The records START

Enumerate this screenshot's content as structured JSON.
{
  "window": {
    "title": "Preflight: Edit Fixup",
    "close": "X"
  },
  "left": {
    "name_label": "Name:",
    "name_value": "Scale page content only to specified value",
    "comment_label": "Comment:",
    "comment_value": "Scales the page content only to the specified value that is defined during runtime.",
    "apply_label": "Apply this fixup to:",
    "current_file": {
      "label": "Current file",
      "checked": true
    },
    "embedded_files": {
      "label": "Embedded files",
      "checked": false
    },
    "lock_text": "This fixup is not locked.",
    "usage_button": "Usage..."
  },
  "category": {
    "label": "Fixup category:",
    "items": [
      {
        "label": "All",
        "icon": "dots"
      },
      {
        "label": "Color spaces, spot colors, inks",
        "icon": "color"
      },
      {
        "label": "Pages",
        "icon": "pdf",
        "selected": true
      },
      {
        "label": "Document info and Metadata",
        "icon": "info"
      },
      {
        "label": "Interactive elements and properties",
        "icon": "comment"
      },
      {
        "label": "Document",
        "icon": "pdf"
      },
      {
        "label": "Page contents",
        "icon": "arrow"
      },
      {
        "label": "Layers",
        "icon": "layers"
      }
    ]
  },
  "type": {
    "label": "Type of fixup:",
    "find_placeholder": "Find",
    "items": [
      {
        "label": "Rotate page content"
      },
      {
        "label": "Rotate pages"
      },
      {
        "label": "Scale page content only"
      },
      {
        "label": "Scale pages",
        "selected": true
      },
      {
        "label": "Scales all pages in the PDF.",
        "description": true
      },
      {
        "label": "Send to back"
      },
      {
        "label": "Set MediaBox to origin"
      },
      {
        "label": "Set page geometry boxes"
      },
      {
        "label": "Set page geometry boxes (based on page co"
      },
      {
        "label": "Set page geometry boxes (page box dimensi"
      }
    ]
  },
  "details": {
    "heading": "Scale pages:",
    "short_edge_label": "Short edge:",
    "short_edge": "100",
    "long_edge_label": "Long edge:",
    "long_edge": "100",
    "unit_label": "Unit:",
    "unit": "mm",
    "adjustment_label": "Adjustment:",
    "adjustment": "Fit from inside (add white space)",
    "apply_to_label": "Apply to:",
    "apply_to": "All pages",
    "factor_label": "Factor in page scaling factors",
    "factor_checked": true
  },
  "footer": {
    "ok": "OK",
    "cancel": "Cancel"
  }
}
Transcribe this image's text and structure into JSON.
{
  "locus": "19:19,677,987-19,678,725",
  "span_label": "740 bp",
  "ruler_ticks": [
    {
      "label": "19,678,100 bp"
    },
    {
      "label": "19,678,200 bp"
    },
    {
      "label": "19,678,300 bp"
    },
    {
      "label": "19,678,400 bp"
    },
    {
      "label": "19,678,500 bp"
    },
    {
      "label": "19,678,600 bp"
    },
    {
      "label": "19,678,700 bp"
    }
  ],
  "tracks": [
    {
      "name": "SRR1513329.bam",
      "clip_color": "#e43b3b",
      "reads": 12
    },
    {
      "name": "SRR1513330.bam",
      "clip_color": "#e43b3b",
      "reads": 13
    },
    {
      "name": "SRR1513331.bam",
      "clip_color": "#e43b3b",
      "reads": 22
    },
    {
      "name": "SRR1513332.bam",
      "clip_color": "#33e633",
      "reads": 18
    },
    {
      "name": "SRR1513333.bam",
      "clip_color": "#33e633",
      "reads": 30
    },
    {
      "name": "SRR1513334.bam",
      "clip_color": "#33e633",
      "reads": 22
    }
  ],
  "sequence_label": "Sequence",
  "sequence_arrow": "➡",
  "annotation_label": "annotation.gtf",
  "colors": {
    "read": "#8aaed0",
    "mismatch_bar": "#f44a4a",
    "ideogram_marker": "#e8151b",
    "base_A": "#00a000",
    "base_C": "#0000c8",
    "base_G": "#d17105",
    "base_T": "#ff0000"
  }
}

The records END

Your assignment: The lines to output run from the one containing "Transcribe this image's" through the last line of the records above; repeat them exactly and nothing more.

Expected answer:
Transcribe this image's text and structure into JSON.
{
  "locus": "19:19,677,987-19,678,725",
  "span_label": "740 bp",
  "ruler_ticks": [
    {
      "label": "19,678,100 bp"
    },
    {
      "label": "19,678,200 bp"
    },
    {
      "label": "19,678,300 bp"
    },
    {
      "label": "19,678,400 bp"
    },
    {
      "label": "19,678,500 bp"
    },
    {
      "label": "19,678,600 bp"
    },
    {
      "label": "19,678,700 bp"
    }
  ],
  "tracks": [
    {
      "name": "SRR1513329.bam",
      "clip_color": "#e43b3b",
      "reads": 12
    },
    {
      "name": "SRR1513330.bam",
      "clip_color": "#e43b3b",
      "reads": 13
    },
    {
      "name": "SRR1513331.bam",
      "clip_color": "#e43b3b",
      "reads": 22
    },
    {
      "name": "SRR1513332.bam",
      "clip_color": "#33e633",
      "reads": 18
    },
    {
      "name": "SRR1513333.bam",
      "clip_color": "#33e633",
      "reads": 30
    },
    {
      "name": "SRR1513334.bam",
      "clip_color": "#33e633",
      "reads": 22
    }
  ],
  "sequence_label": "Sequence",
  "sequence_arrow": "➡",
  "annotation_label": "annotation.gtf",
  "colors": {
    "read": "#8aaed0",
    "mismatch_bar": "#f44a4a",
    "ideogram_marker": "#e8151b",
    "base_A": "#00a000",
    "base_C": "#0000c8",
    "base_G": "#d17105",
    "base_T": "#ff0000"
  }
}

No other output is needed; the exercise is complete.